We eat citrus all winter long and end up with a lot of peels laying around. The oils from the rinds of these fruits have such a richly clean fragrance. I’m from California so the love of citrus is embedded somewhere in my DNA. When I was growing up I had two large Meyer lemon trees just outside my window that scented nearly every memory of my childhood.
For this homemade citrus vinegar cleaner you can use the rinds of lemons, oranges, limes or any other citrus you have on hand. Ever heard of a pomelo? It’s kind of like a cross between an orange and a grapefruit and has a lovely green rind (you’ll see it in the pictures below).
These instructions are very complicated, so pay attention. (I hope you heard the sarcasm because this is easy enough that I can do it.)
Get a quart mason jar and shove in as many peels as you can. Cover them with white vinegar. Screw on a lid and wait for a week or more for the oils to infuse into the vinegar.
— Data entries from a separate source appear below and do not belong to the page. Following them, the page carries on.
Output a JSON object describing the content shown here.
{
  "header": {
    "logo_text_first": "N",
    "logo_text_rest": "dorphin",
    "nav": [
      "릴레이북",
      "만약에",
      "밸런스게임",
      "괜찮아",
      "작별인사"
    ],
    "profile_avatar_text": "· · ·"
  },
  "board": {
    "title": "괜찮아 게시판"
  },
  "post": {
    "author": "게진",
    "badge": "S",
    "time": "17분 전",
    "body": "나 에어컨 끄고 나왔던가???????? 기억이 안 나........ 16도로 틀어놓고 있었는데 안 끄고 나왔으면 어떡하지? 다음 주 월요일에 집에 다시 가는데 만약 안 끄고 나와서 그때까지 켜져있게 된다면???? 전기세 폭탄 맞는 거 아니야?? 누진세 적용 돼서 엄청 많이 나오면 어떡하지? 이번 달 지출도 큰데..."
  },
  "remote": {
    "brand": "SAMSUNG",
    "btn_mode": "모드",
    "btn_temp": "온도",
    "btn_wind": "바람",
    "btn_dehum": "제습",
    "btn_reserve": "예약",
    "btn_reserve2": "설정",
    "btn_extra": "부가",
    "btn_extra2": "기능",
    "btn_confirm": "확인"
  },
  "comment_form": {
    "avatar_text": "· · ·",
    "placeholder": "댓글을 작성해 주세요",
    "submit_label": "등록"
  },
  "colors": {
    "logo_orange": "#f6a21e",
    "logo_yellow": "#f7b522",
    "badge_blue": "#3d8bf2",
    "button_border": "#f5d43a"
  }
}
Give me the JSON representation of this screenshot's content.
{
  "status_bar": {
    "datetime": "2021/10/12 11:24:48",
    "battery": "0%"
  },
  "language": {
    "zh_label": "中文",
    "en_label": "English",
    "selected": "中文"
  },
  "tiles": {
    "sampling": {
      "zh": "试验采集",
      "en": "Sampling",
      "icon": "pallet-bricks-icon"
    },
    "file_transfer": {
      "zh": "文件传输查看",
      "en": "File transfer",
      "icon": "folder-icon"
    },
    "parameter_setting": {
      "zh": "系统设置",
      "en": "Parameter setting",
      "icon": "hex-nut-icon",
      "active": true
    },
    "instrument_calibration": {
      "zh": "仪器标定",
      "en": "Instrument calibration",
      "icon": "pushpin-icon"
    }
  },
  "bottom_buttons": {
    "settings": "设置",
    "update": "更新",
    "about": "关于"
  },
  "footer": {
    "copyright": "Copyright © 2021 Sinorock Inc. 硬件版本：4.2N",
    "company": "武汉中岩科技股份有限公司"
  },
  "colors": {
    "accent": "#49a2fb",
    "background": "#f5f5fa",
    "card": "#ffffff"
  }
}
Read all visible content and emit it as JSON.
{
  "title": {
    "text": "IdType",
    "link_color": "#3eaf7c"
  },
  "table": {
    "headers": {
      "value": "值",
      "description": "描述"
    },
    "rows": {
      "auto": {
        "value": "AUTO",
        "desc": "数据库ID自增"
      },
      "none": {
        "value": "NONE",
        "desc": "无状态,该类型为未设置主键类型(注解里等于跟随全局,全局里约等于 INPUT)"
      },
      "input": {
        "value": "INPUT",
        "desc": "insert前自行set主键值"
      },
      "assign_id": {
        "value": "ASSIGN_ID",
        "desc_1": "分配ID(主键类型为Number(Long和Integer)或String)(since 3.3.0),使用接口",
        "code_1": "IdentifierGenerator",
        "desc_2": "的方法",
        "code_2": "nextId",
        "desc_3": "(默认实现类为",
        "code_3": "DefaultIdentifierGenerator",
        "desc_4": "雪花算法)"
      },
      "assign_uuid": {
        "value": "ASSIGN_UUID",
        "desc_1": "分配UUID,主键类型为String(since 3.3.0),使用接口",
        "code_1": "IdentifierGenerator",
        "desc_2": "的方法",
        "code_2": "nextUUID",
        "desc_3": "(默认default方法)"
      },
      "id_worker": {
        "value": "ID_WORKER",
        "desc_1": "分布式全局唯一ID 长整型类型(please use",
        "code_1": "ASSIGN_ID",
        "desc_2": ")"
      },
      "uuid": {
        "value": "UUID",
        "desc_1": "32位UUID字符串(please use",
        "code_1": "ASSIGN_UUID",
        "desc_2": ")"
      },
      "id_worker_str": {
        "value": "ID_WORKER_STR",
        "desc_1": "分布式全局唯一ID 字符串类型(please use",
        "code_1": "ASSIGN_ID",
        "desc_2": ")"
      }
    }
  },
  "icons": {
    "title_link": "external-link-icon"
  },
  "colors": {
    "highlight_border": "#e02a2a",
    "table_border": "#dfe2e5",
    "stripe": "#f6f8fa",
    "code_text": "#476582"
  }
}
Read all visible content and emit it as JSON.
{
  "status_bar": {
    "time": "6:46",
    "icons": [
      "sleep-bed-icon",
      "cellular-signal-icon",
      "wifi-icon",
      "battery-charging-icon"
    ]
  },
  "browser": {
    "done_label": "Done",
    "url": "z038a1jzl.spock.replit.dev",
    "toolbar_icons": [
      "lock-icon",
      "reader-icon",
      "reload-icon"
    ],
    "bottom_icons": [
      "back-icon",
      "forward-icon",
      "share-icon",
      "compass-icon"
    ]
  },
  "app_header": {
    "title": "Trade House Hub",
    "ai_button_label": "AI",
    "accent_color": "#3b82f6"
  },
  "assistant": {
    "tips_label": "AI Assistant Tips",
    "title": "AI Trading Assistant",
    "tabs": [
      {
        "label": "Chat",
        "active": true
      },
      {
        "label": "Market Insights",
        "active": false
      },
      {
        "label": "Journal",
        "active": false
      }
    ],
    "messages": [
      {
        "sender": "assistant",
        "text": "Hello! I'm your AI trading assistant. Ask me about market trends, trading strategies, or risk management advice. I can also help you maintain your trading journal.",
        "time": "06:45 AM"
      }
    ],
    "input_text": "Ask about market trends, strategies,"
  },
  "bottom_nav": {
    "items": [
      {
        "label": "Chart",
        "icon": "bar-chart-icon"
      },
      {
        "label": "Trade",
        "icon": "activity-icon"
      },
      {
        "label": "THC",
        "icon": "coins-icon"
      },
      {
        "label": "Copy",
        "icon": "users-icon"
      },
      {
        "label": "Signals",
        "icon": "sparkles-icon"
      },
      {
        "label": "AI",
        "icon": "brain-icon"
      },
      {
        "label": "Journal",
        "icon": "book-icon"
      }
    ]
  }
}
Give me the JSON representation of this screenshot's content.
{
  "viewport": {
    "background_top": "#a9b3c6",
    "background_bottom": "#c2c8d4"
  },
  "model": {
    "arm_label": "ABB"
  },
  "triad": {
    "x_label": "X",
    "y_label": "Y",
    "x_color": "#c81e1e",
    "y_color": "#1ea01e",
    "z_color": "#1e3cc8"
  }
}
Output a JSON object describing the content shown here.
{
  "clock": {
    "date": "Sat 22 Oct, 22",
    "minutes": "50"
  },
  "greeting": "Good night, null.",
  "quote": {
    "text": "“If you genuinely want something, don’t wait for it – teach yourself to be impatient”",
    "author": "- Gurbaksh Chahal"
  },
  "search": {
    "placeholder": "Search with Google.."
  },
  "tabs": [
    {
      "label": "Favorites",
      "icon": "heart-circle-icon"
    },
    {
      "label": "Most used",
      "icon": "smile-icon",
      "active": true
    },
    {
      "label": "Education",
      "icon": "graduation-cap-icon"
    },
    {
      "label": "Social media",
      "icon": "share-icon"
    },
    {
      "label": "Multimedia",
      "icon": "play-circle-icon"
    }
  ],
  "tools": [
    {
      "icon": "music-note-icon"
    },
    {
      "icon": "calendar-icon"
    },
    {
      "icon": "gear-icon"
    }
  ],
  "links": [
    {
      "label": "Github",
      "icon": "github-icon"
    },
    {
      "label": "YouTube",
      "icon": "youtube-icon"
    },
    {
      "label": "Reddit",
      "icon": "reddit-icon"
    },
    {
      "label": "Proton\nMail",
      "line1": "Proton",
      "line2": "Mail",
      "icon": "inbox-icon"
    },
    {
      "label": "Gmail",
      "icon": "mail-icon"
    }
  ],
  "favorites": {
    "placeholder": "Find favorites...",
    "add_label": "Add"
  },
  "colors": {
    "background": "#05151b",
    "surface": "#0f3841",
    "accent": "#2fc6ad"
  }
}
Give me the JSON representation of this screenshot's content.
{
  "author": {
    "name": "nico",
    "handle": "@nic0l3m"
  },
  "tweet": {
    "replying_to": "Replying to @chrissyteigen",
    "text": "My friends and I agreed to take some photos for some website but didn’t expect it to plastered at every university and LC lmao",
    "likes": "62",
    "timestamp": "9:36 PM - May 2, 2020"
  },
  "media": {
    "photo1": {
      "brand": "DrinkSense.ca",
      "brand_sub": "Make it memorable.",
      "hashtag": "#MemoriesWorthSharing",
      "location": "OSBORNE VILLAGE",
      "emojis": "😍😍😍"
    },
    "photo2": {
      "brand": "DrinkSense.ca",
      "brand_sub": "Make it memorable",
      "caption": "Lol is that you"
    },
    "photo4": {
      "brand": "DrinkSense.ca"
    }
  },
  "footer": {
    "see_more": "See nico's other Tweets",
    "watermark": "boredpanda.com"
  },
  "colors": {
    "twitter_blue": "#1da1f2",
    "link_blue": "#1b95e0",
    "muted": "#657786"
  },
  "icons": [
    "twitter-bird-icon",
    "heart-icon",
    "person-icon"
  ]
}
Strain out the peels and compost them (or grind them up in your garbage disposal to clean it) and put the vinegar back into the mason jar. Ta da.
If you’re cleaning with it, you can dilute this mixture to scrub counters, toilets, glass, your five year old and whatever doesn’t run fast enough. I usually do 1 part vinegar to 1 part water for cleaning surfaces and as an after spray on my shower walls. For cleaning the toilet, I put one cup of this citrus infused vinegar (undiluted) into the bowl and let it sit for five to ten minutes. Then, I add a 1/3 cup of baking soda and scrub the toilet clean.
You don’t have to use this stuff as a cleaner only. You could also use your citrus infused vinegar in salad dressings and sauces. Play around with the recipes from this link (click here) until you learn to make the perfect vinaigrette with your citrus infused vinegar.
To learn a little more about the usefulness of orange oil, please visit this link from The Untrained Housewife – click here.
A great way to use this citrus vinegar cleaner is in an HE washing machine. We had one for awhile that just always stunk. Always. Didn’t matter what I did to it or how often I used the chemical cleaner you can buy at the store. The machine stunk, the clothes stunk, we stunk. I started using this citrus vinegar cleaner as a laundry wash and that nasty smell went away. I had to use it pretty much every time but it worked. Incidentally, I think the constant use of vinegar is what made my cloth diaper liners stop working, so but be judicious if you’re using a diapering system that involves PUL fabric. To learn more about our cloth diaper issues, click here. To read about trouble shooting cloth diaper issues, click here. We no longer have that machine but I’m still using this wash on whites and cloth diaper inserts (not the covers). Oh, and towels. This laundry wash along with line drying clothes in the warm sun works wonders on the laundry pile. I don’t use this vinegar citrus wash to replace my laundry soap, but rather, to augment it.
To how to make your own cleaning products for gift baskets and special occasions, try this lovely little book:
Or this one from our fine friends at Amazon to learn how to use essential oils in all kinds of homemade products:
God be praised he created citrus!
For more ideas on what to do with vinegars, try these fine topics:
The 104 Homestead – Homemade Chemical Free Carpet Cleaners
Joybilee Farm – Thieves Vinegar Recipe
Attainable Sustainable – Smoky Hot Sauce Recipe – I wonder how this one would taste with the citrus vinegar?